News flash! The glass ceiling is alive and well. A researcher at University of Chicago Booth School of Business studied why that is still the case.
Professor Marianne Bertrand says although women are now earning more college degrees than men, they tend to choose jobs in lower paying fields.
Higher paying fields offer less flexibility and require more time commitment. Since women disproportionately care for children and the home, those fields are less appealing. And if women do by some chance take a job that pays more than their husband’s, that often leads to marital strife and divorce.
Finally, women are psychologically more risk averse than men. Competing for higher paying jobs and negotiating higher salaries entails taking risks.
Family friendly policies help with the flexibility issue but fail to address the pay gap.
Bertrand sums it up like this: an economy that does not fully tap into the leadership skills offered by women is necessarily inefficient.
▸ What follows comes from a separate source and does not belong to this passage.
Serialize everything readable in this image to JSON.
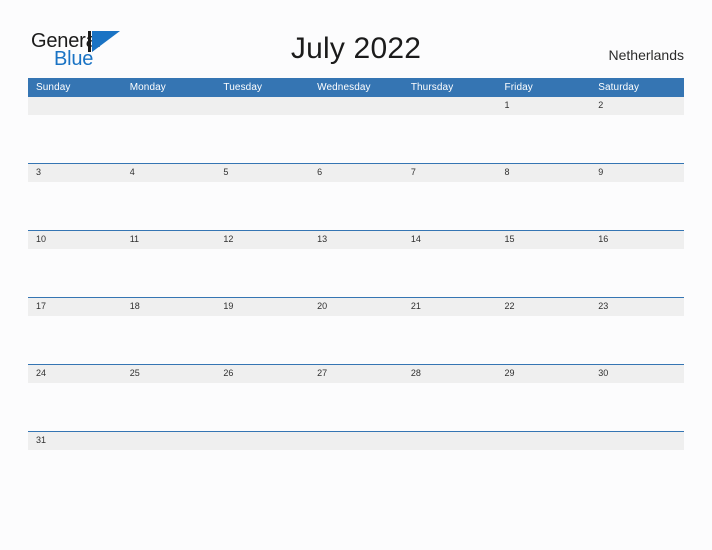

As the economy continues to boom, will the glass ceiling finally crack?